Bee Fondant

Asked January 31, 2017, 3:50 PM EST

I have been keeping bees for about 6 years in Breckenridge (10200 ft) and have tried making bee fondant to supplement their stores due to a short growing season and long, cold winters. I have tried making but lost my hives this year rather quickly, possibly because i made this incorrectly. Apparently when inverting sugar Sucrose to Glucose and Fructose a highly toxic acid(HMF) can form if done incorrectly. Would you have a recipe for this, with proper temperatures, at this altitude?

Regards, Michele

Summit County Colorado beekeeping

1 Response

Hi Michele,

Thanks for taking the time to seek answers about feeding bees over the winter in Colorado. Beekeeping in high altitudes is definitely more difficult. I don't use bee fondant personally, but I know it is often necessary for high altitude apiaries.

From my research and consulting a chemist beekeeper on the Front Range, it seems that there is no set temp or time at which fufurrals are created. It instead is a variable based on time/temp and altitude. However, furfurrals can be detected by color change, simply sugar is white and should stay white. Our suggestion is to watch the bee candy for a week or two and if it stays white, then you should be good.

Simple cane sugar with as minimal of heating as possible is most important when making fondant for bees. The most important part seems to be to not over heat the sugars, this is where (HMF) can form according to sources listed below. Another consideration might be to place pollen patties inside the hive too, because if they run out of pollen then it doesn't matter if they have the sugar. Honey bees need both pollen and nectar for overwintering success.

Below I have pasted some links to recipes for bee fondant. The first resource 303 Beekeeper dot com has directions for altering the recipe for high altitudes. The second resource is from Bee Culture, and the article discusses 5-hydroxymethylfurfural (HMF) and concerns around sugar vs corn syrup feeding of bees. In the article Collison suggests, " HMF is widely recognized as a marker of quality deterioration, resulting from excessive heating or inappropriate storage conditions in a wide range of foods including juices, jams, syrups and honey (Jachimowicz and El Sherbiny 1975; Alabdeen Makawi et al. 2009; LeBlanc et al. 2009; Zirbes et al. 2013)."

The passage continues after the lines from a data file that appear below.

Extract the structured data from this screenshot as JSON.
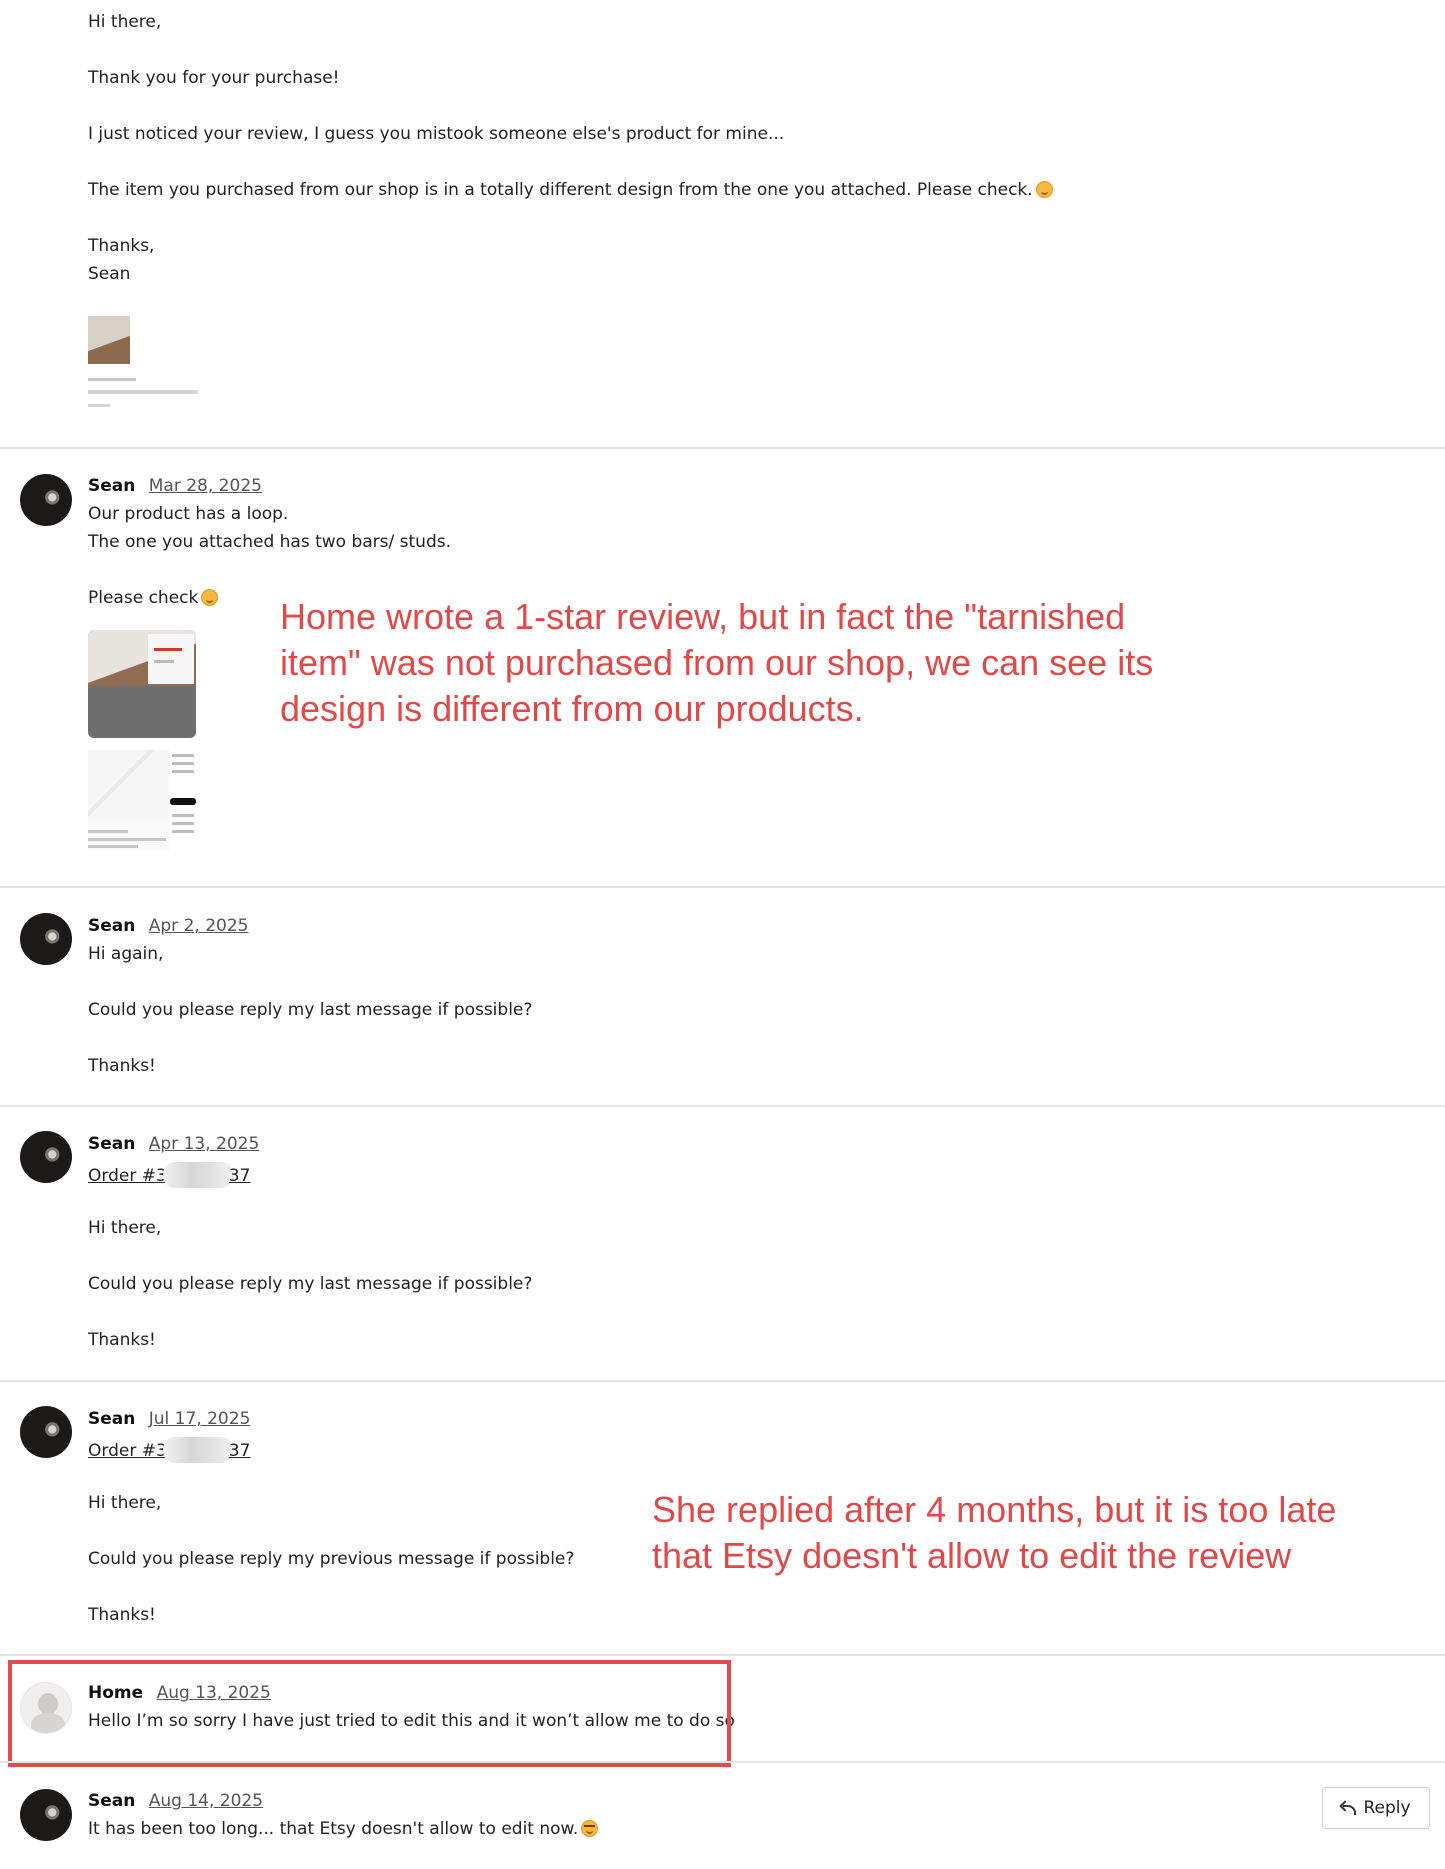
{
  "messages": [
    {
      "lines": [
        "Hi there,",
        "Thank you for your purchase!",
        "I just noticed your review, I guess you mistook someone else's product for mine...",
        "The item you purchased from our shop is in a totally different design from the one you attached. Please check.",
        "Thanks,",
        "Sean"
      ]
    },
    {
      "author": "Sean",
      "date": "Mar 28, 2025",
      "lines": [
        "Our product has a loop.",
        "The one you attached has two bars/ studs.",
        "Please check"
      ]
    },
    {
      "author": "Sean",
      "date": "Apr 2, 2025",
      "lines": [
        "Hi again,",
        "Could you please reply my last message if possible?",
        "Thanks!"
      ]
    },
    {
      "author": "Sean",
      "date": "Apr 13, 2025",
      "order_prefix": "Order #3",
      "order_suffix": "37",
      "lines": [
        "Hi there,",
        "Could you please reply my last message if possible?",
        "Thanks!"
      ]
    },
    {
      "author": "Sean",
      "date": "Jul 17, 2025",
      "order_prefix": "Order #3",
      "order_suffix": "37",
      "lines": [
        "Hi there,",
        "Could you please reply my previous message if possible?",
        "Thanks!"
      ]
    },
    {
      "author": "Home",
      "date": "Aug 13, 2025",
      "lines": [
        "Hello I’m so sorry I have just tried to edit this and it won’t allow me to do so"
      ]
    },
    {
      "author": "Sean",
      "date": "Aug 14, 2025",
      "lines": [
        "It has been too long... that Etsy doesn't allow to edit now."
      ]
    }
  ],
  "annotations": {
    "first": [
      "Home wrote a 1-star review, but in fact the \"tarnished",
      "item\" was not purchased from our shop, we can see its",
      "design is different from our products."
    ],
    "second": [
      "She replied after 4 months, but it is too late",
      "that Etsy doesn't allow to edit the review"
    ]
  },
  "reply_button": {
    "label": "Reply",
    "icon": "reply-arrow-icon"
  },
  "colors": {
    "annotation": "#e0494a",
    "highlight_border": "#e24b4f",
    "divider": "#e4e4e4"
  }
}
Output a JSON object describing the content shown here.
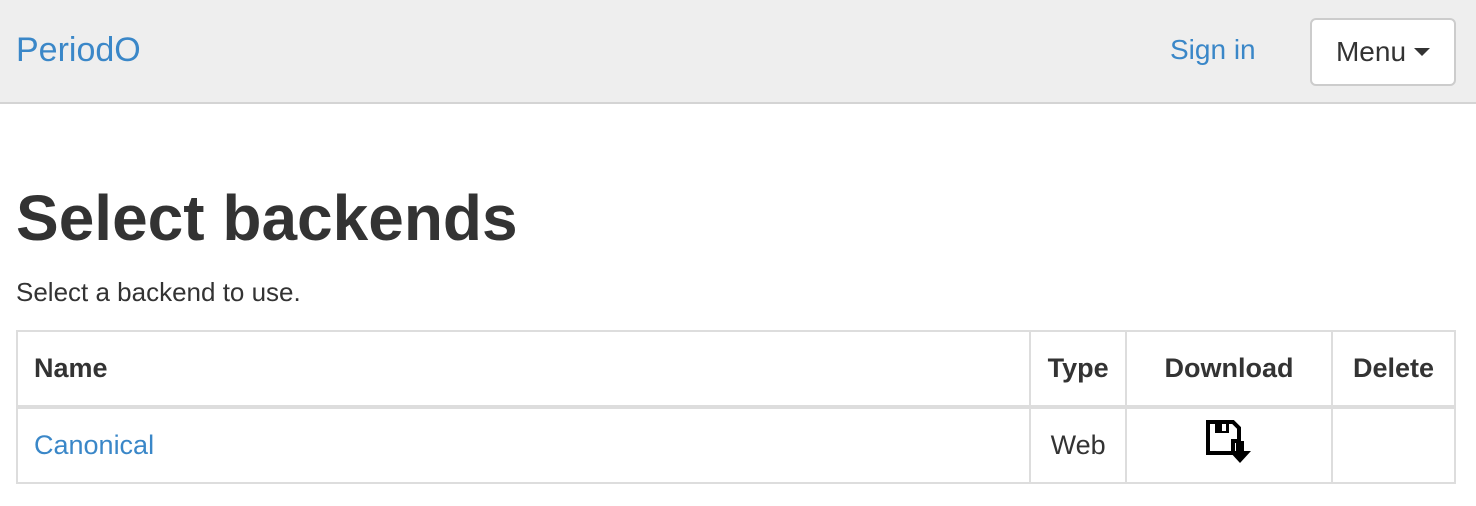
{
  "navbar": {
    "brand": "PeriodO",
    "signin_label": "Sign in",
    "menu_label": "Menu"
  },
  "page": {
    "title": "Select backends",
    "subtitle": "Select a backend to use."
  },
  "table": {
    "headers": {
      "name": "Name",
      "type": "Type",
      "download": "Download",
      "delete": "Delete"
    },
    "rows": [
      {
        "name": "Canonical",
        "type": "Web",
        "download_icon": "floppy-disk-download-icon"
      }
    ]
  },
  "colors": {
    "accent": "#3a87c8",
    "navbar_bg": "#eeeeee",
    "text": "#333333"
  }
}
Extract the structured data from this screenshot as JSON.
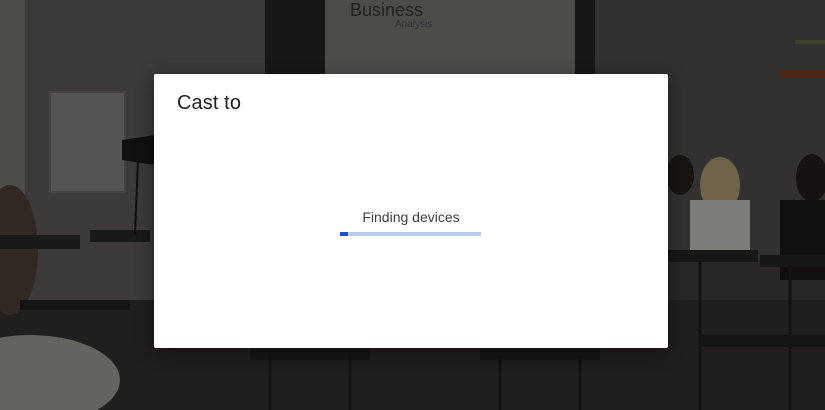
{
  "background": {
    "slide_title": "Business",
    "slide_subtitle": "Analysis"
  },
  "dialog": {
    "title": "Cast to",
    "status_text": "Finding devices",
    "progress_fraction": 0.06,
    "accent_color": "#1a56b8",
    "track_color": "#b8cdea"
  }
}
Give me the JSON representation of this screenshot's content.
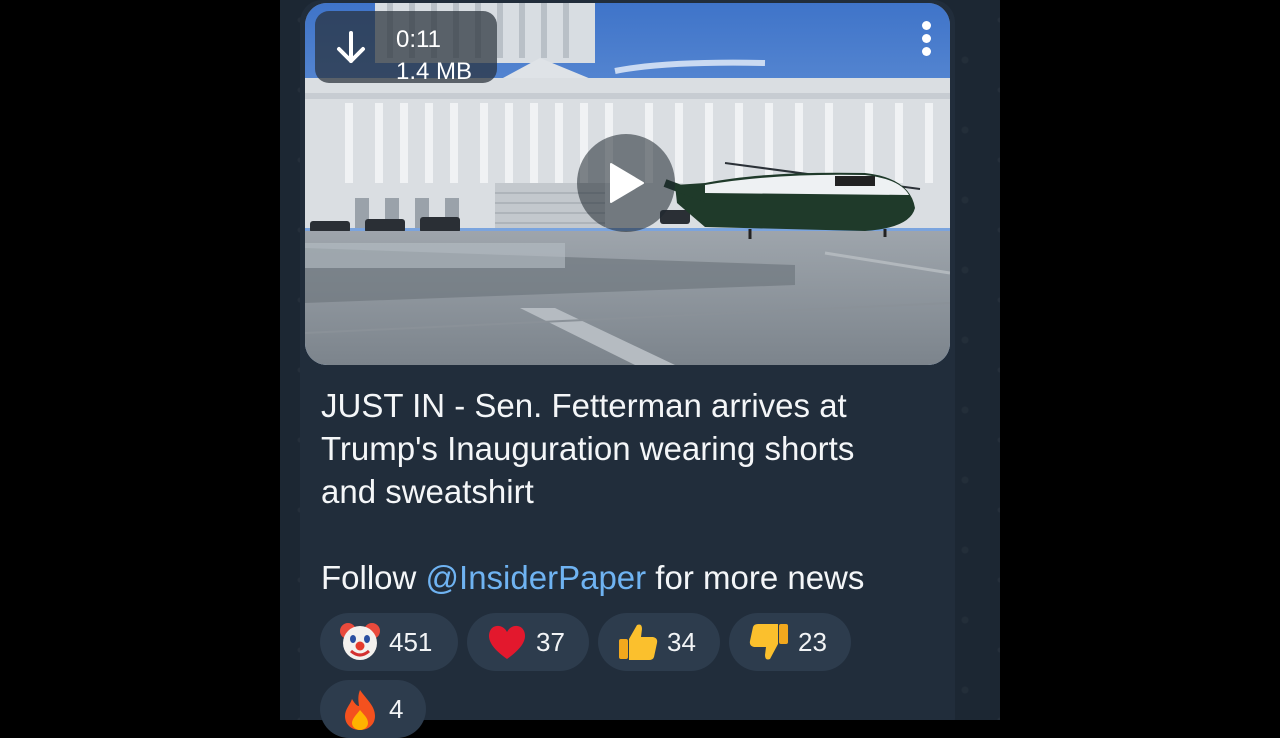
{
  "video": {
    "duration": "0:11",
    "size": "1.4 MB",
    "icons": {
      "download": "download-arrow-icon",
      "more": "more-vert-icon",
      "play": "play-icon"
    }
  },
  "post": {
    "line1": "JUST IN - Sen. Fetterman arrives at",
    "line2": "Trump's Inauguration wearing shorts",
    "line3": "and sweatshirt",
    "follow_prefix": "Follow ",
    "mention": "@InsiderPaper",
    "follow_suffix": " for more news"
  },
  "reactions": [
    {
      "emoji": "clown-face-icon",
      "count": "451"
    },
    {
      "emoji": "red-heart-icon",
      "count": "37"
    },
    {
      "emoji": "thumbs-up-icon",
      "count": "34"
    },
    {
      "emoji": "thumbs-down-icon",
      "count": "23"
    },
    {
      "emoji": "fire-icon",
      "count": "4"
    }
  ],
  "colors": {
    "mention": "#6fb3f2",
    "bubble": "#212d3b",
    "reaction_pill": "#2d3c4d"
  }
}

I suggest when making your next batch you use a recipe from one of the resources suggested, with special concern for the temperature and altitude adjustment when heating the sugars, simple cane sugar syrup with minimal heating is best.